Directions: Count every line in the data that contains the word "icon", then report that number alone.

Input records:

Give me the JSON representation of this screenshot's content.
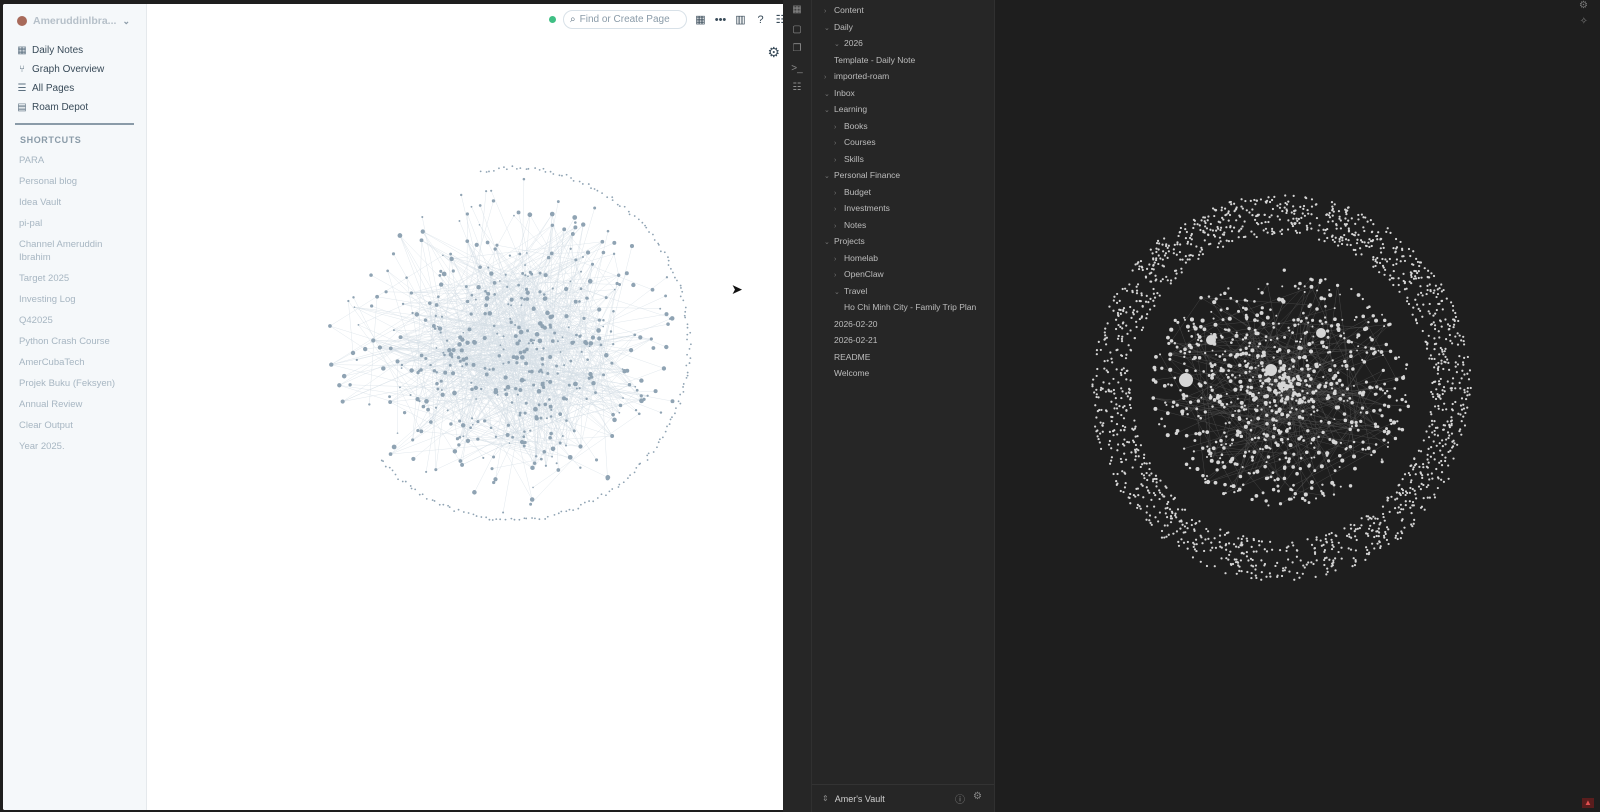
{
  "roam": {
    "user_name": "Ameruddinlbra...",
    "nav": [
      {
        "label": "Daily Notes",
        "icon": "calendar-icon"
      },
      {
        "label": "Graph Overview",
        "icon": "graph-icon"
      },
      {
        "label": "All Pages",
        "icon": "list-icon"
      },
      {
        "label": "Roam Depot",
        "icon": "store-icon"
      }
    ],
    "shortcuts_title": "SHORTCUTS",
    "shortcuts": [
      "PARA",
      "Personal blog",
      "Idea Vault",
      "pi-pal",
      "Channel Ameruddin Ibrahim",
      "Target 2025",
      "Investing Log",
      "Q42025",
      "Python Crash Course",
      "AmerCubaTech",
      "Projek Buku (Feksyen)",
      "Annual Review",
      "Clear Output",
      "Year 2025."
    ],
    "search_placeholder": "Find or Create Page",
    "status_color": "#3fbf84"
  },
  "obsidian": {
    "tree": [
      {
        "label": "Content",
        "level": 0,
        "arrow": "collapsed"
      },
      {
        "label": "Daily",
        "level": 0,
        "arrow": "expanded"
      },
      {
        "label": "2026",
        "level": 1,
        "arrow": "expanded"
      },
      {
        "label": "Template - Daily Note",
        "level": 1,
        "arrow": "none"
      },
      {
        "label": "imported-roam",
        "level": 0,
        "arrow": "collapsed"
      },
      {
        "label": "Inbox",
        "level": 0,
        "arrow": "expanded"
      },
      {
        "label": "Learning",
        "level": 0,
        "arrow": "expanded"
      },
      {
        "label": "Books",
        "level": 1,
        "arrow": "collapsed"
      },
      {
        "label": "Courses",
        "level": 1,
        "arrow": "collapsed"
      },
      {
        "label": "Skills",
        "level": 1,
        "arrow": "collapsed"
      },
      {
        "label": "Personal Finance",
        "level": 0,
        "arrow": "expanded"
      },
      {
        "label": "Budget",
        "level": 1,
        "arrow": "collapsed"
      },
      {
        "label": "Investments",
        "level": 1,
        "arrow": "collapsed"
      },
      {
        "label": "Notes",
        "level": 1,
        "arrow": "collapsed"
      },
      {
        "label": "Projects",
        "level": 0,
        "arrow": "expanded"
      },
      {
        "label": "Homelab",
        "level": 1,
        "arrow": "collapsed"
      },
      {
        "label": "OpenClaw",
        "level": 1,
        "arrow": "collapsed"
      },
      {
        "label": "Travel",
        "level": 1,
        "arrow": "expanded"
      },
      {
        "label": "Ho Chi Minh City - Family Trip Plan",
        "level": 2,
        "arrow": "none"
      },
      {
        "label": "2026-02-20",
        "level": 0,
        "arrow": "none"
      },
      {
        "label": "2026-02-21",
        "level": 0,
        "arrow": "none"
      },
      {
        "label": "README",
        "level": 0,
        "arrow": "none"
      },
      {
        "label": "Welcome",
        "level": 0,
        "arrow": "none"
      }
    ],
    "vault_name": "Amer's Vault"
  }
}
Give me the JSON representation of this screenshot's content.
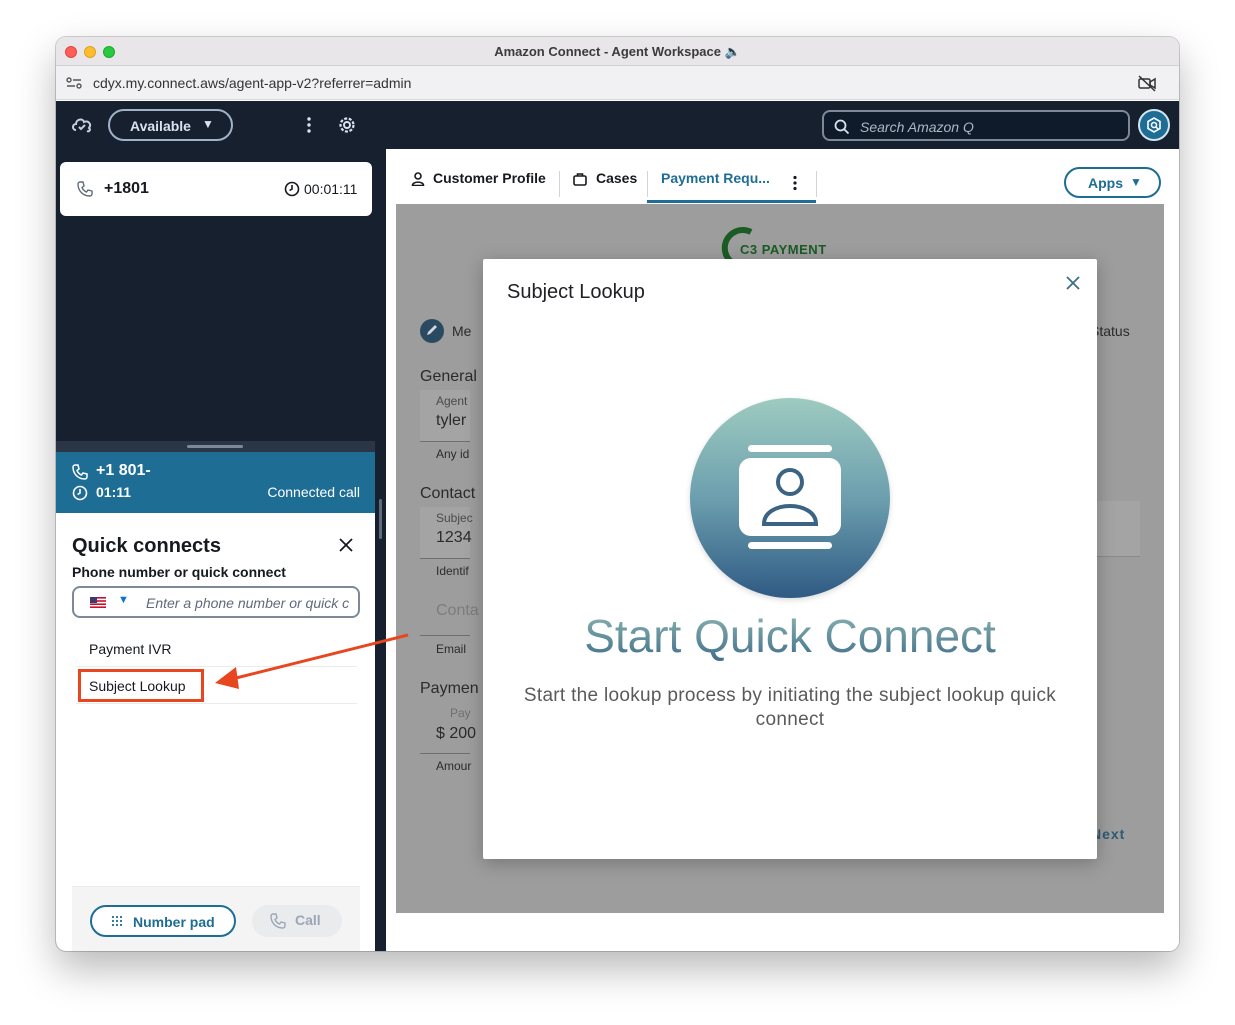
{
  "window": {
    "title": "Amazon Connect - Agent Workspace 🔈",
    "url": "cdyx.my.connect.aws/agent-app-v2?referrer=admin"
  },
  "agent": {
    "status_label": "Available"
  },
  "contact_card": {
    "number": "+1801",
    "elapsed": "00:01:11"
  },
  "call_banner": {
    "number": "+1 801-",
    "time": "01:11",
    "status": "Connected call"
  },
  "quick_connects": {
    "title": "Quick connects",
    "field_label": "Phone number or quick connect",
    "placeholder": "Enter a phone number or quick c",
    "items": [
      {
        "label": "Payment IVR"
      },
      {
        "label": "Subject Lookup"
      }
    ],
    "number_pad_label": "Number pad",
    "call_label": "Call"
  },
  "topbar": {
    "search_placeholder": "Search Amazon Q"
  },
  "tabs": [
    {
      "label": "Customer Profile",
      "icon": "user-icon"
    },
    {
      "label": "Cases",
      "icon": "briefcase-icon"
    },
    {
      "label": "Payment Requ...",
      "active": true
    }
  ],
  "apps_label": "Apps",
  "background_app": {
    "logo_text": "C3 PAYMENT",
    "status_label": "Status",
    "method_label": "Me",
    "general_label": "General",
    "agent_label": "Agent",
    "agent_value": "tyler",
    "any_id_label": "Any id",
    "contact_label": "Contact",
    "subject_label": "Subjec",
    "subject_value": "1234",
    "identify_label": "Identif",
    "contact_input": "Conta",
    "email_label": "Email",
    "payment_label": "Paymen",
    "pay_label": "Pay",
    "amount_value": "$ 200",
    "amount_label": "Amour",
    "next_label": "Next"
  },
  "modal": {
    "title": "Subject Lookup",
    "heading": "Start Quick Connect",
    "description": "Start the lookup process by initiating the subject lookup quick connect"
  },
  "colors": {
    "dark_nav": "#16202f",
    "accent": "#1e6d95",
    "highlight": "#e8461e"
  }
}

Written answer: 6